LaDonna Brave Bull Allard, Ruth Buffalo, Deb Haaland, Andrea Carmen
Emil Benjamin, Brandon Jackson
Nominated for the Local Heroes competition at the Cleveland International Film Festival, Emil Benjamin and Brandon Jackson's feature doc Oyate is an engaging, thought-provoking film largely centered around the #NoDAPL Movement protesting the Dakota Access Pipeline and, in a broader sense, working to preserve Indigenous rights and to ultimately protect the centuries of injustices inflicted upon Indigenous peoples.

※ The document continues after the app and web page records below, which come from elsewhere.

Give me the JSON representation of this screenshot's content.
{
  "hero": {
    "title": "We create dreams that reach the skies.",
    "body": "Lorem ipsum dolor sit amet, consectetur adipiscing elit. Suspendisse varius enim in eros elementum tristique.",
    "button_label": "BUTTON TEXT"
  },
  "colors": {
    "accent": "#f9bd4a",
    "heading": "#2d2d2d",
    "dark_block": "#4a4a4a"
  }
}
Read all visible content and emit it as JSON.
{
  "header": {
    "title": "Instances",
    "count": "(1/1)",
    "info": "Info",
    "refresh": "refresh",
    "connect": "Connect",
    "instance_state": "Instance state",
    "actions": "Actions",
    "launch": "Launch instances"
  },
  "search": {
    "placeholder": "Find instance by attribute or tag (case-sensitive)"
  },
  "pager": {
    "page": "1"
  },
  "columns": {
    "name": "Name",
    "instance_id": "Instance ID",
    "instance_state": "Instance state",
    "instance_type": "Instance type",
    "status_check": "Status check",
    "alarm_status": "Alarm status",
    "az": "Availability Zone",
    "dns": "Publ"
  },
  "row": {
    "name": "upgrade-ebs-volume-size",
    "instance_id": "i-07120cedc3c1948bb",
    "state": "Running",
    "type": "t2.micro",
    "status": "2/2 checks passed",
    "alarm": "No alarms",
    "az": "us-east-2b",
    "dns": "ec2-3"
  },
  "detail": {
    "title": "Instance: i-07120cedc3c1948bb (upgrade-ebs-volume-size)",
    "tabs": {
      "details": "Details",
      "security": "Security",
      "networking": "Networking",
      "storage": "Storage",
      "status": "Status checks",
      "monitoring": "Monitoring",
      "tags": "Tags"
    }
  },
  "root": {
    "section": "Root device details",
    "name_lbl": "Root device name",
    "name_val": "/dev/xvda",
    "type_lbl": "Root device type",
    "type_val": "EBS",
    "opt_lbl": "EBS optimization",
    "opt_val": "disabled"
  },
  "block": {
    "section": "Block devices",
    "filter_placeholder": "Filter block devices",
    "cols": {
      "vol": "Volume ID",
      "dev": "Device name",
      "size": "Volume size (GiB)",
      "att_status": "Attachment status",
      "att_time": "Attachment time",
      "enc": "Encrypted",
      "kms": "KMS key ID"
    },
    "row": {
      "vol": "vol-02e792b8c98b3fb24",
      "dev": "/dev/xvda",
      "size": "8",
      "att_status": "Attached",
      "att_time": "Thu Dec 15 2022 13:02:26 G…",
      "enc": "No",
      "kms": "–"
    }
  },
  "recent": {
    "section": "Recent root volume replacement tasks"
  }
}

Benjamin and Jackson undertake the ambitious task of making accessible the many injustices to America's Indigenous people throughout history. From well documented incidents of genocide to broken treaties and stolen lands, Oyate works to tie together these events and to document how they ultimately tie into the 2016 Standing Rock protests where, once again, a treaty was broken and profit over people was the rule. Yet, in some ways there was something different about the #NoDAPL Movement, a movement that attracted national media attention and a surprising amount of non-Indigenous support. Key voices included in Oyate include the late LaDonna Brave Bull Allard, Ruth Buffalo, Chase Iron Eyes, and current Secretary of the Interior under President Biden Deb Haaland. Oyate weaves together a wealth of archival footage alongside news footage and interviews to craft a comprehensive glimpse inside the injustices experienced by Indigenous peoples. While it's arguable that Benjamin and Jackson attempt to accomplish a bit too much here, it's nearly impossible to argue with the film's lofty ambitions and relentless passion. A good majority of the film is actually centered around the Dakota Access Pipeline protests and, in particular, the transition from what had been a fragile but peaceful protect to one in which the betrayal, brutality, and just plain lies by law enforcement are all well documented by both news accounts and numerous videos.
Oyate really comes into its own in its latter half as complexity of the early material gives way to focused messages and a deeper understanding of how Indigenous history informs the contemporary movement. The stark contrast of law enforcement bearing down like a military unit upon a peaceful gathering is one I knew about but one I've seldom seen captured as well as it's captured here. While Oyate accomplishes much here, perhaps more than anything Benjamin and Jackson capture how everything that unfolds here is interconnected and, perhaps, how even a hard-fought victory with the Dakota Access Pipeline may well have been inspired less by a concern about the Indigenous people and more by media images of those, including America's vets, who supported them.
Early in its festival run, Oyate is a vital and necessary documentary about a subject many Americans have only learned about in bits and pieces and a subject that, you guessed it, has most certainly been whitewashed.
Written by Richard Propes
The Independent Critic